### Exercise instructions
Keep the pictures out. Restate the entries below word for word.

### Data extract
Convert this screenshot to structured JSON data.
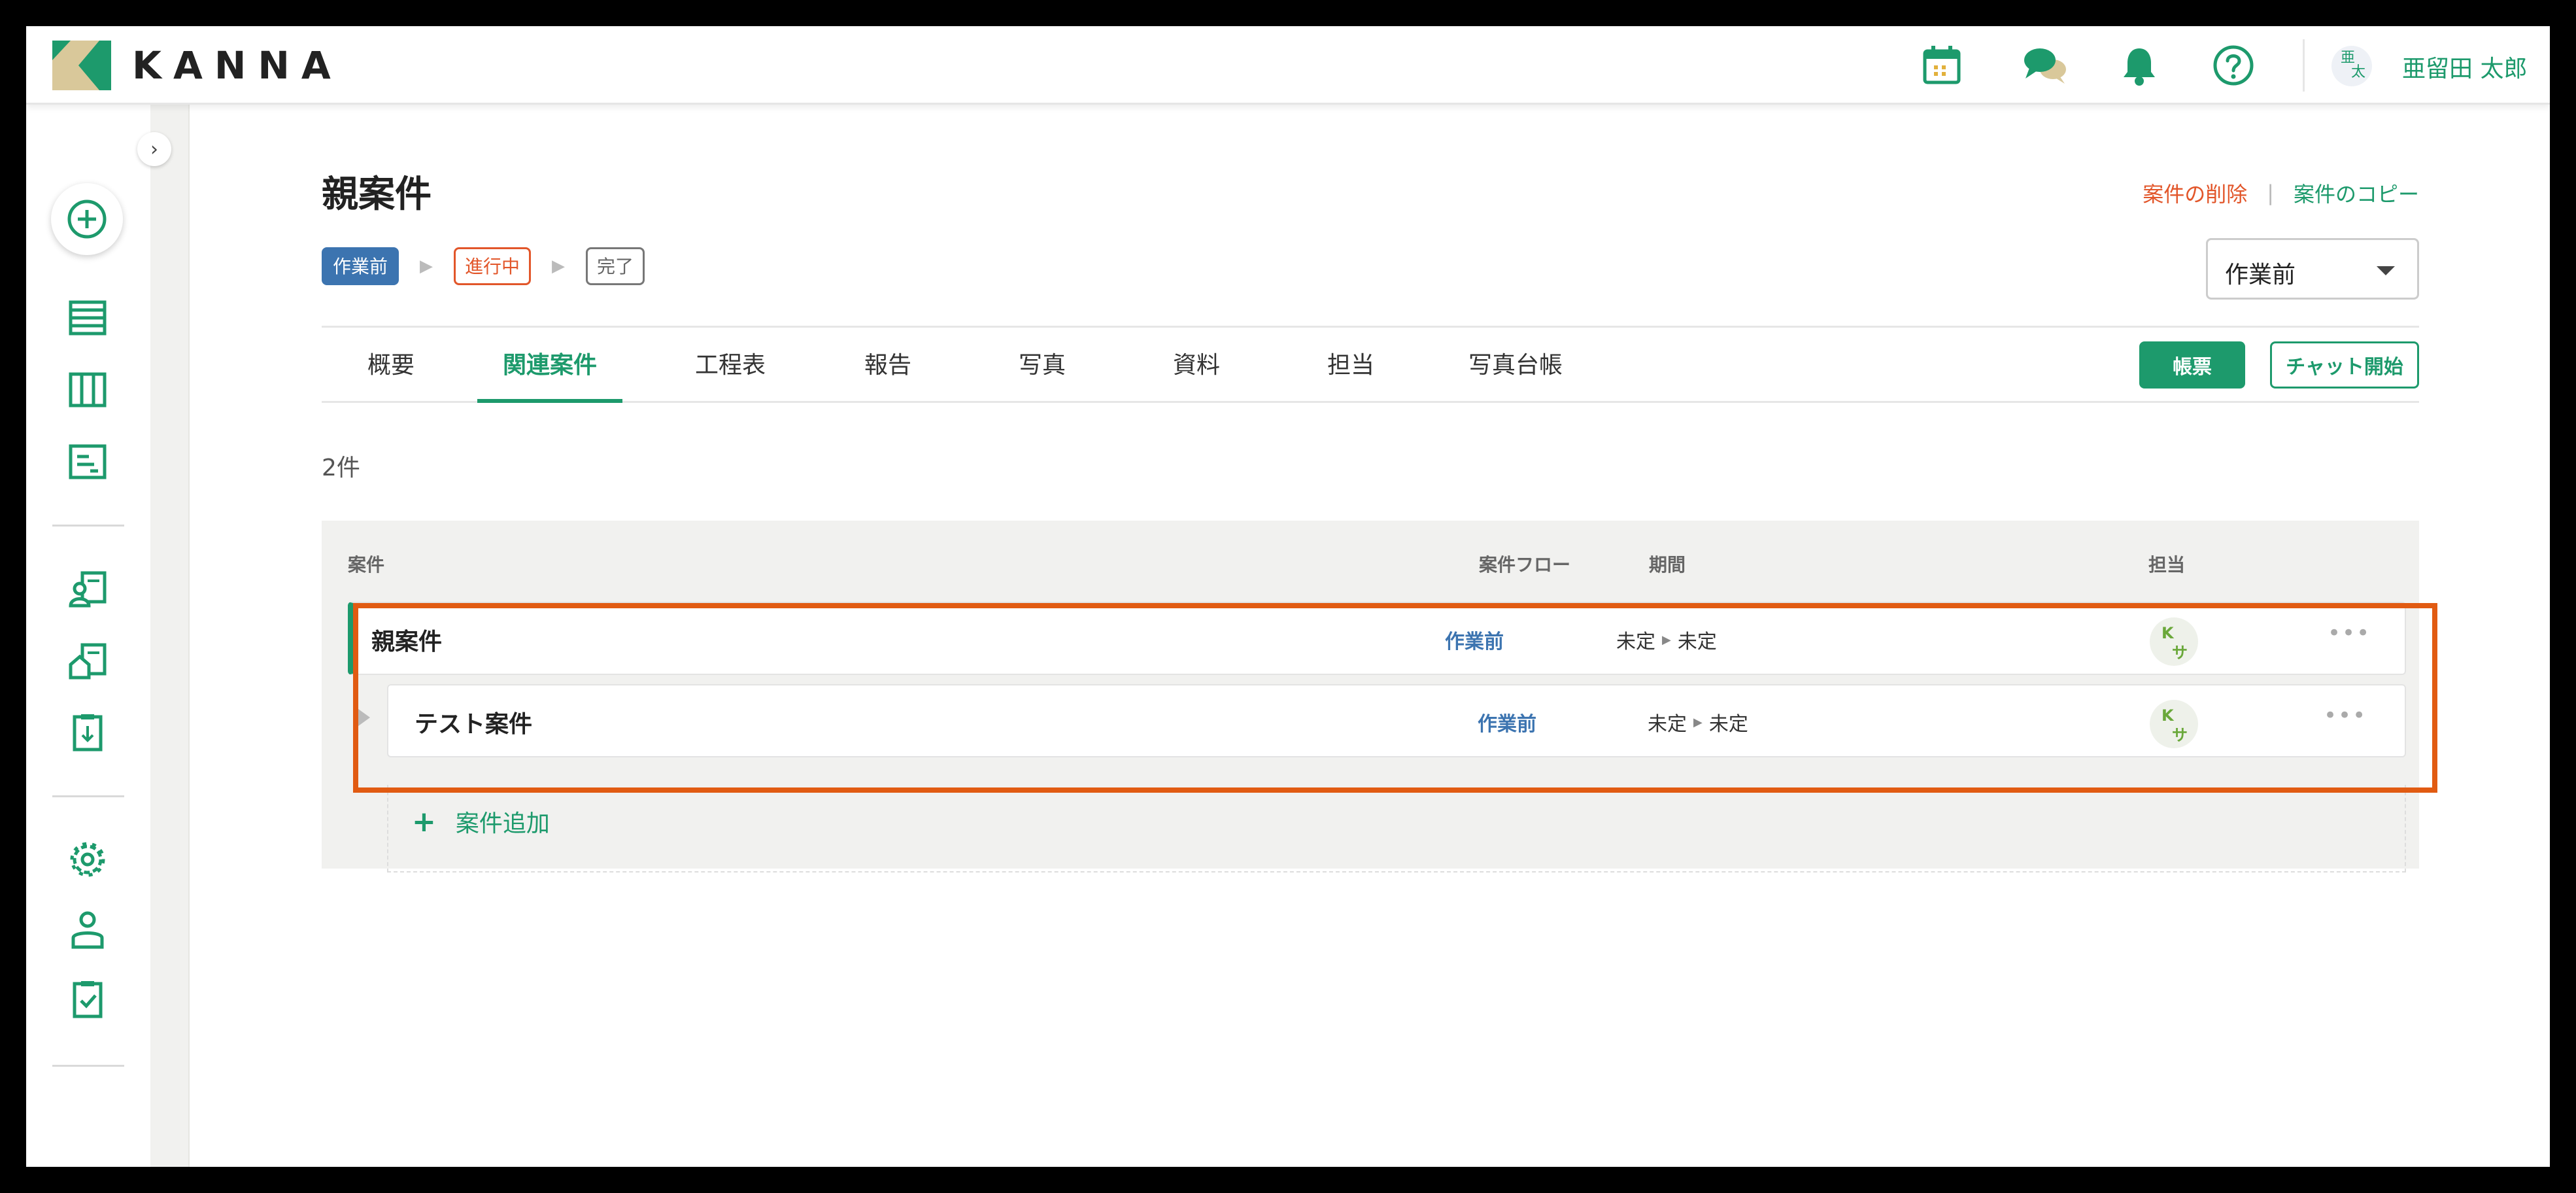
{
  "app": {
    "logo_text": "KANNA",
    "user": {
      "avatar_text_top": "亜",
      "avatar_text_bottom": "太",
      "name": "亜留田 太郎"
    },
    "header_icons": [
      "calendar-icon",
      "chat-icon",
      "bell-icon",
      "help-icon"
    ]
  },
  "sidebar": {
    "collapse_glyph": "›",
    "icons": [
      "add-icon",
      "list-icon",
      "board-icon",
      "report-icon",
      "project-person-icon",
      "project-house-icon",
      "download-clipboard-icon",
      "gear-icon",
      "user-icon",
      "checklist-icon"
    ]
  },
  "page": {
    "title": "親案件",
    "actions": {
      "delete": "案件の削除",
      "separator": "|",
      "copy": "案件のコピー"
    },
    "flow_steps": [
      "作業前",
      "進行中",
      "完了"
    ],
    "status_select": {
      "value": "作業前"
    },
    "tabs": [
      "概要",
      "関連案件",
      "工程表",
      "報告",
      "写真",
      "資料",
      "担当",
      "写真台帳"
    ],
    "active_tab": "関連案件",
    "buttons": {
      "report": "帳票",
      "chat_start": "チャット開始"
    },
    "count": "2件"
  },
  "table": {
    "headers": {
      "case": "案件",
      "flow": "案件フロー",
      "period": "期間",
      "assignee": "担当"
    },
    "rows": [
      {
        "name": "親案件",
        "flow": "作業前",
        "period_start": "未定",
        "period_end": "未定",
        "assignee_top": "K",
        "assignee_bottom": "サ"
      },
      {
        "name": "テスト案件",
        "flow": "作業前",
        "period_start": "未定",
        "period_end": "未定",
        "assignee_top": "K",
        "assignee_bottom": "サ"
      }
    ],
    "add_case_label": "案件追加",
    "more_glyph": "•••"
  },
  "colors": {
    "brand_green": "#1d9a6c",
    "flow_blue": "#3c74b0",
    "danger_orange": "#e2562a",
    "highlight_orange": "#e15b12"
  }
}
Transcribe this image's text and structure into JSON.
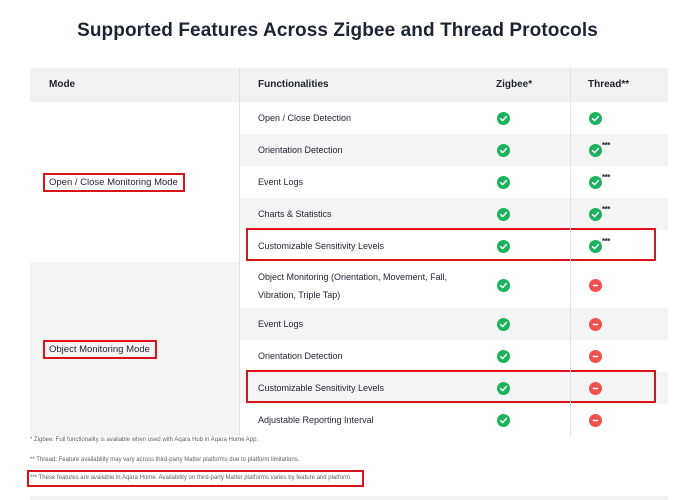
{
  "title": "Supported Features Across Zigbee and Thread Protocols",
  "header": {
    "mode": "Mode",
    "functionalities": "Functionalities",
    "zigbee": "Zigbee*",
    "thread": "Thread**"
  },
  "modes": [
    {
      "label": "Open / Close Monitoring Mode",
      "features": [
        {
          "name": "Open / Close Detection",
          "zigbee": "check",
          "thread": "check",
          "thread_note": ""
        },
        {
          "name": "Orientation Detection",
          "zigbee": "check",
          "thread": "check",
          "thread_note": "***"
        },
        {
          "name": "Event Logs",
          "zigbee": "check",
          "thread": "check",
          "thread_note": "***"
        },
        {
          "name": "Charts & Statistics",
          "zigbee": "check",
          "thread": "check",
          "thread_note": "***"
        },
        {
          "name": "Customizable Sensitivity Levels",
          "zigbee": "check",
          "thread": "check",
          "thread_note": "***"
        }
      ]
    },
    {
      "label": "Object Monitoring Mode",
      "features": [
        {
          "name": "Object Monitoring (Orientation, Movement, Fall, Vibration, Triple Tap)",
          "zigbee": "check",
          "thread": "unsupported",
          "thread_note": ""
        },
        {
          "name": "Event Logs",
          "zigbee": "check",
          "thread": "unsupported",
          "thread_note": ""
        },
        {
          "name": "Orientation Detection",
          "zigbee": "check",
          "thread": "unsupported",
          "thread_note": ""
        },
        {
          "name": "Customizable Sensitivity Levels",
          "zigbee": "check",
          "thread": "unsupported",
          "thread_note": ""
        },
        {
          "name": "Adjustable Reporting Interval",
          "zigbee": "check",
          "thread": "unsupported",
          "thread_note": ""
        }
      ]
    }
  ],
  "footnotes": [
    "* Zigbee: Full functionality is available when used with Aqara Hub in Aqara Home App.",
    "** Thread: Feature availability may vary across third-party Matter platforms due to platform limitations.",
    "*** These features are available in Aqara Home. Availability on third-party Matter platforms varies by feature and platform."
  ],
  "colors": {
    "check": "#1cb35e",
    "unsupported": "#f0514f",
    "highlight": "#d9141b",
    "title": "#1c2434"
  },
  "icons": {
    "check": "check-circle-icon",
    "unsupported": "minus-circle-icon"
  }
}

### Output
Convert this screenshot to structured JSON data.
{
  "app": {
    "logo_text": "KANNA",
    "user": {
      "avatar_text_top": "亜",
      "avatar_text_bottom": "太",
      "name": "亜留田 太郎"
    },
    "header_icons": [
      "calendar-icon",
      "chat-icon",
      "bell-icon",
      "help-icon"
    ]
  },
  "sidebar": {
    "collapse_glyph": "›",
    "icons": [
      "add-icon",
      "list-icon",
      "board-icon",
      "report-icon",
      "project-person-icon",
      "project-house-icon",
      "download-clipboard-icon",
      "gear-icon",
      "user-icon",
      "checklist-icon"
    ]
  },
  "page": {
    "title": "親案件",
    "actions": {
      "delete": "案件の削除",
      "separator": "|",
      "copy": "案件のコピー"
    },
    "flow_steps": [
      "作業前",
      "進行中",
      "完了"
    ],
    "status_select": {
      "value": "作業前"
    },
    "tabs": [
      "概要",
      "関連案件",
      "工程表",
      "報告",
      "写真",
      "資料",
      "担当",
      "写真台帳"
    ],
    "active_tab": "関連案件",
    "buttons": {
      "report": "帳票",
      "chat_start": "チャット開始"
    },
    "count": "2件"
  },
  "table": {
    "headers": {
      "case": "案件",
      "flow": "案件フロー",
      "period": "期間",
      "assignee": "担当"
    },
    "rows": [
      {
        "name": "親案件",
        "flow": "作業前",
        "period_start": "未定",
        "period_end": "未定",
        "assignee_top": "K",
        "assignee_bottom": "サ"
      },
      {
        "name": "テスト案件",
        "flow": "作業前",
        "period_start": "未定",
        "period_end": "未定",
        "assignee_top": "K",
        "assignee_bottom": "サ"
      }
    ],
    "add_case_label": "案件追加",
    "more_glyph": "•••"
  },
  "colors": {
    "brand_green": "#1d9a6c",
    "flow_blue": "#3c74b0",
    "danger_orange": "#e2562a",
    "highlight_orange": "#e15b12"
  }
}
Transcribe this image's text and structure into JSON.
{
  "title": "Supported Features Across Zigbee and Thread Protocols",
  "header": {
    "mode": "Mode",
    "functionalities": "Functionalities",
    "zigbee": "Zigbee*",
    "thread": "Thread**"
  },
  "modes": [
    {
      "label": "Open / Close Monitoring Mode",
      "features": [
        {
          "name": "Open / Close Detection",
          "zigbee": "check",
          "thread": "check",
          "thread_note": ""
        },
        {
          "name": "Orientation Detection",
          "zigbee": "check",
          "thread": "check",
          "thread_note": "***"
        },
        {
          "name": "Event Logs",
          "zigbee": "check",
          "thread": "check",
          "thread_note": "***"
        },
        {
          "name": "Charts & Statistics",
          "zigbee": "check",
          "thread": "check",
          "thread_note": "***"
        },
        {
          "name": "Customizable Sensitivity Levels",
          "zigbee": "check",
          "thread": "check",
          "thread_note": "***"
        }
      ]
    },
    {
      "label": "Object Monitoring Mode",
      "features": [
        {
          "name": "Object Monitoring (Orientation, Movement, Fall, Vibration, Triple Tap)",
          "zigbee": "check",
          "thread": "unsupported",
          "thread_note": ""
        },
        {
          "name": "Event Logs",
          "zigbee": "check",
          "thread": "unsupported",
          "thread_note": ""
        },
        {
          "name": "Orientation Detection",
          "zigbee": "check",
          "thread": "unsupported",
          "thread_note": ""
        },
        {
          "name": "Customizable Sensitivity Levels",
          "zigbee": "check",
          "thread": "unsupported",
          "thread_note": ""
        },
        {
          "name": "Adjustable Reporting Interval",
          "zigbee": "check",
          "thread": "unsupported",
          "thread_note": ""
        }
      ]
    }
  ],
  "footnotes": [
    "* Zigbee: Full functionality is available when used with Aqara Hub in Aqara Home App.",
    "** Thread: Feature availability may vary across third-party Matter platforms due to platform limitations.",
    "*** These features are available in Aqara Home. Availability on third-party Matter platforms varies by feature and platform."
  ],
  "colors": {
    "check": "#1cb35e",
    "unsupported": "#f0514f",
    "highlight": "#d9141b",
    "title": "#1c2434"
  },
  "icons": {
    "check": "check-circle-icon",
    "unsupported": "minus-circle-icon"
  }
}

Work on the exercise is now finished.